"The rule of thumb for parents is to play it safe and quickly warm up the skin as soon as they see a change in skin color and when the kid complains about feeling any pain," Sonpal says. After that, the condition increases until the child loses use of the affected area, and they are at real risk for permanent injury or amputation.
When it's time to intervene, you need to get your child into a warm environment, with warm, dry clothing. Give your child something warm to drink, too, and Sonpal advises avoiding the temptation to rub the skin. "Many parents' first instinct is to quickly rub hands, cheeks, feet in an effort to warm them up through friction. You want to avoid rubbing, but instead place or hold the area in your hand."

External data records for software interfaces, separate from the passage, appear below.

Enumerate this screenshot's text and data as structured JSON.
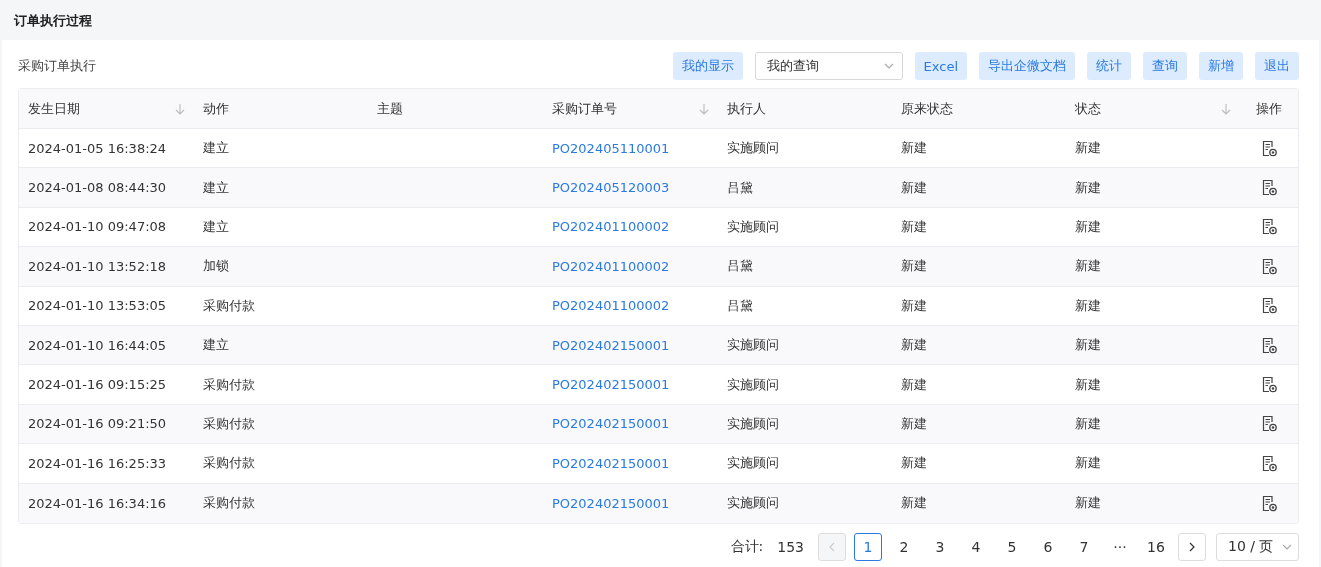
{
  "page_title": "订单执行过程",
  "panel_title": "采购订单执行",
  "toolbar": [
    {
      "kind": "button",
      "label": "我的显示"
    },
    {
      "kind": "select",
      "value": "我的查询"
    },
    {
      "kind": "button",
      "label": "Excel"
    },
    {
      "kind": "button",
      "label": "导出企微文档"
    },
    {
      "kind": "button",
      "label": "统计"
    },
    {
      "kind": "button",
      "label": "查询"
    },
    {
      "kind": "button",
      "label": "新增"
    },
    {
      "kind": "button",
      "label": "退出"
    }
  ],
  "table": {
    "columns": [
      {
        "label": "发生日期",
        "sortable": true
      },
      {
        "label": "动作",
        "sortable": false
      },
      {
        "label": "主题",
        "sortable": false
      },
      {
        "label": "采购订单号",
        "sortable": true
      },
      {
        "label": "执行人",
        "sortable": false
      },
      {
        "label": "原来状态",
        "sortable": false
      },
      {
        "label": "状态",
        "sortable": true
      },
      {
        "label": "操作",
        "sortable": false
      }
    ],
    "rows": [
      {
        "date": "2024-01-05 16:38:24",
        "action": "建立",
        "order": "PO202405110001",
        "executor": "实施顾问",
        "old_status": "新建",
        "status": "新建"
      },
      {
        "date": "2024-01-08 08:44:30",
        "action": "建立",
        "order": "PO202405120003",
        "executor": "吕黛",
        "old_status": "新建",
        "status": "新建"
      },
      {
        "date": "2024-01-10 09:47:08",
        "action": "建立",
        "order": "PO202401100002",
        "executor": "实施顾问",
        "old_status": "新建",
        "status": "新建"
      },
      {
        "date": "2024-01-10 13:52:18",
        "action": "加锁",
        "order": "PO202401100002",
        "executor": "吕黛",
        "old_status": "新建",
        "status": "新建"
      },
      {
        "date": "2024-01-10 13:53:05",
        "action": "采购付款",
        "order": "PO202401100002",
        "executor": "吕黛",
        "old_status": "新建",
        "status": "新建"
      },
      {
        "date": "2024-01-10 16:44:05",
        "action": "建立",
        "order": "PO202402150001",
        "executor": "实施顾问",
        "old_status": "新建",
        "status": "新建"
      },
      {
        "date": "2024-01-16 09:15:25",
        "action": "采购付款",
        "order": "PO202402150001",
        "executor": "实施顾问",
        "old_status": "新建",
        "status": "新建"
      },
      {
        "date": "2024-01-16 09:21:50",
        "action": "采购付款",
        "order": "PO202402150001",
        "executor": "实施顾问",
        "old_status": "新建",
        "status": "新建"
      },
      {
        "date": "2024-01-16 16:25:33",
        "action": "采购付款",
        "order": "PO202402150001",
        "executor": "实施顾问",
        "old_status": "新建",
        "status": "新建"
      },
      {
        "date": "2024-01-16 16:34:16",
        "action": "采购付款",
        "order": "PO202402150001",
        "executor": "实施顾问",
        "old_status": "新建",
        "status": "新建"
      }
    ]
  },
  "pagination": {
    "total_label": "合计:",
    "total": "153",
    "prev_disabled": true,
    "pages": [
      {
        "label": "1",
        "selected": true
      },
      {
        "label": "2",
        "selected": false
      },
      {
        "label": "3",
        "selected": false
      },
      {
        "label": "4",
        "selected": false
      },
      {
        "label": "5",
        "selected": false
      },
      {
        "label": "6",
        "selected": false
      },
      {
        "label": "7",
        "selected": false
      },
      {
        "label": "···",
        "selected": false
      },
      {
        "label": "16",
        "selected": false
      }
    ],
    "page_size": "10 / 页"
  }
}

And don't sit them in front of a radiator, as my grandmother was fond of doing, or space heater or fire. Sonpal says that this is "another logical yet potentially harmful instinct. This extreme shift from freezing to hot can harm the skin." He says that instead, parents should fill "a basin or tub of warm water" and have their children dunk their feet or hands in it for 20 to 30 minutes. Doing that should help to soothe the frostbitten areas. But Sonpal cautions that you should "be sure not to have water too hot, as this will do more harm than good to skin." If the frostbite happens to be on your child's nose, chin, or cheeks, he suggests applying a warm compress.

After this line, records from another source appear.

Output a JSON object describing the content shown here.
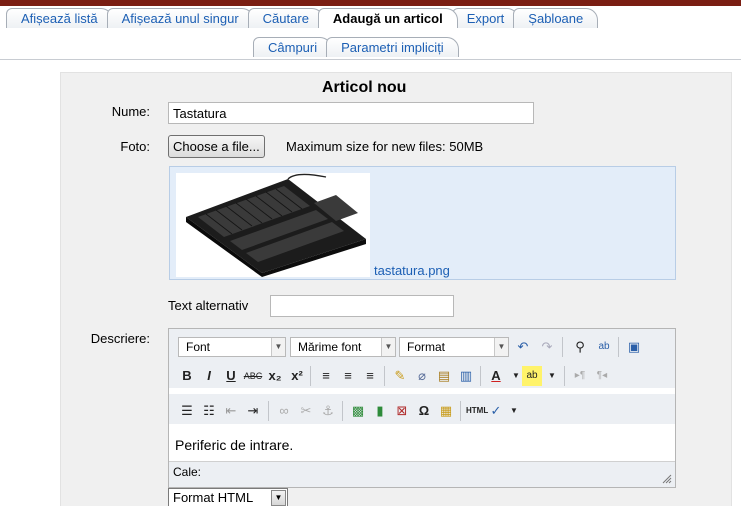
{
  "tabs_row1": [
    "Afișează listă",
    "Afișează unul singur",
    "Căutare",
    "Adaugă un articol",
    "Export",
    "Șabloane"
  ],
  "tabs_row2": [
    "Câmpuri",
    "Parametri impliciți"
  ],
  "form": {
    "title": "Articol nou",
    "name_label": "Nume:",
    "name_value": "Tastatura",
    "photo_label": "Foto:",
    "choose_file": "Choose a file...",
    "max_size": "Maximum size for new files: 50MB",
    "file_name": "tastatura.png",
    "alt_label": "Text alternativ",
    "alt_value": "",
    "desc_label": "Descriere:"
  },
  "editor": {
    "font_select": "Font",
    "size_select": "Mărime font",
    "format_select": "Format",
    "content": "Periferic de intrare.",
    "path_label": "Cale:",
    "format_html": "Format HTML"
  },
  "colors": {
    "accent_link": "#1c5fb4",
    "file_area": "#e3edf9",
    "top_bar": "#7a1e13"
  }
}
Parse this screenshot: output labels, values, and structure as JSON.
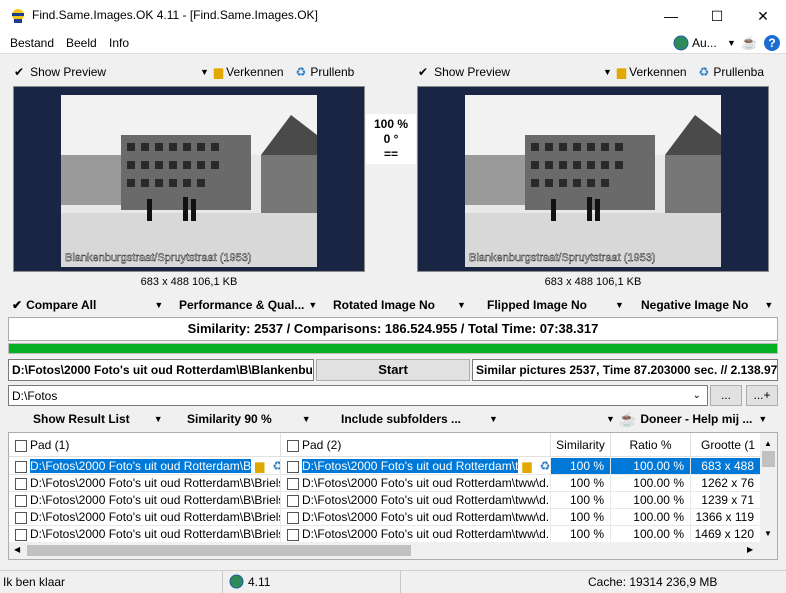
{
  "window": {
    "title": "Find.Same.Images.OK 4.11 - [Find.Same.Images.OK]"
  },
  "menu": {
    "items": [
      "Bestand",
      "Beeld",
      "Info"
    ],
    "lang_label": "Au..."
  },
  "preview_left": {
    "show_preview": "Show Preview",
    "explore": "Verkennen",
    "trash": "Prullenb",
    "caption": "683 x 488 106,1 KB",
    "photo_label": "Blankenburgstraat/Spruytstraat (1953)"
  },
  "preview_right": {
    "show_preview": "Show Preview",
    "explore": "Verkennen",
    "trash": "Prullenba",
    "caption": "683 x 488 106,1 KB",
    "photo_label": "Blankenburgstraat/Spruytstraat (1953)"
  },
  "center_info": {
    "percent": "100 %",
    "angle": "0 °",
    "equal": "=="
  },
  "options": {
    "compare_all": "Compare All",
    "performance": "Performance & Qual...",
    "rotated": "Rotated Image No",
    "flipped": "Flipped Image No",
    "negative": "Negative Image No"
  },
  "similarity_summary": "Similarity: 2537 / Comparisons: 186.524.955 / Total Time: 07:38.317",
  "progress": {
    "fraction": 1.0,
    "color": "#06b025"
  },
  "current_path": "D:\\Fotos\\2000 Foto's uit oud Rotterdam\\B\\Blankenbur",
  "start_label": "Start",
  "result_info": "Similar pictures 2537, Time 87.203000 sec. // 2.138.97",
  "folder_input": "D:\\Fotos",
  "browse_label": "...",
  "add_label": "...+",
  "options2": {
    "show_result": "Show Result List",
    "similarity": "Similarity 90 %",
    "subfolders": "Include subfolders ...",
    "donate": "Doneer - Help mij ..."
  },
  "grid": {
    "headers": {
      "pad1": "Pad (1)",
      "pad2": "Pad (2)",
      "similarity": "Similarity",
      "ratio": "Ratio %",
      "size": "Grootte (1"
    },
    "rows": [
      {
        "pad1": "D:\\Fotos\\2000 Foto's uit oud Rotterdam\\B",
        "pad2": "D:\\Fotos\\2000 Foto's uit oud Rotterdam\\t",
        "similarity": "100 %",
        "ratio": "100.00 %",
        "size": "683 x 488"
      },
      {
        "pad1": "D:\\Fotos\\2000 Foto's uit oud Rotterdam\\B\\Briels...",
        "pad2": "D:\\Fotos\\2000 Foto's uit oud Rotterdam\\tww\\d...",
        "similarity": "100 %",
        "ratio": "100.00 %",
        "size": "1262 x 76"
      },
      {
        "pad1": "D:\\Fotos\\2000 Foto's uit oud Rotterdam\\B\\Briels...",
        "pad2": "D:\\Fotos\\2000 Foto's uit oud Rotterdam\\tww\\d...",
        "similarity": "100 %",
        "ratio": "100.00 %",
        "size": "1239 x 71"
      },
      {
        "pad1": "D:\\Fotos\\2000 Foto's uit oud Rotterdam\\B\\Briels...",
        "pad2": "D:\\Fotos\\2000 Foto's uit oud Rotterdam\\tww\\d...",
        "similarity": "100 %",
        "ratio": "100.00 %",
        "size": "1366 x 119"
      },
      {
        "pad1": "D:\\Fotos\\2000 Foto's uit oud Rotterdam\\B\\Briels...",
        "pad2": "D:\\Fotos\\2000 Foto's uit oud Rotterdam\\tww\\d...",
        "similarity": "100 %",
        "ratio": "100.00 %",
        "size": "1469 x 120"
      }
    ]
  },
  "status": {
    "ready": "Ik ben klaar",
    "version": "4.11",
    "cache": "Cache: 19314 236,9 MB"
  }
}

As someone who's had both frostnip and superficial frostbite more times than I care to admit, I can tell you the recovery is painful; it's nothing you want your kid to experience. Growing up in Northeast Ohio, frostbite was something that I knew a lot about early on — it's the boogie man who lives in the snow, the dementor hovering over your sled, ready to suck all the joy from your day. As a parent, I view it quite differently. Yes, it's still something that stops a day in its tracks, but the fear is more real and less ephemeral. You simply need to know what you should do if your kid has frostbite so that you can keep enjoying the snow in the future, and prevent it from happening.
Frostbite can develop in a matter of minutes, according to Britain's National Health Services. The colder it is outside, the quicker your body reacts to it — and children are more at risk than adults. If you think your child is developing frostbite, get them inside, and call their doctor right away. It's too serious to ignore.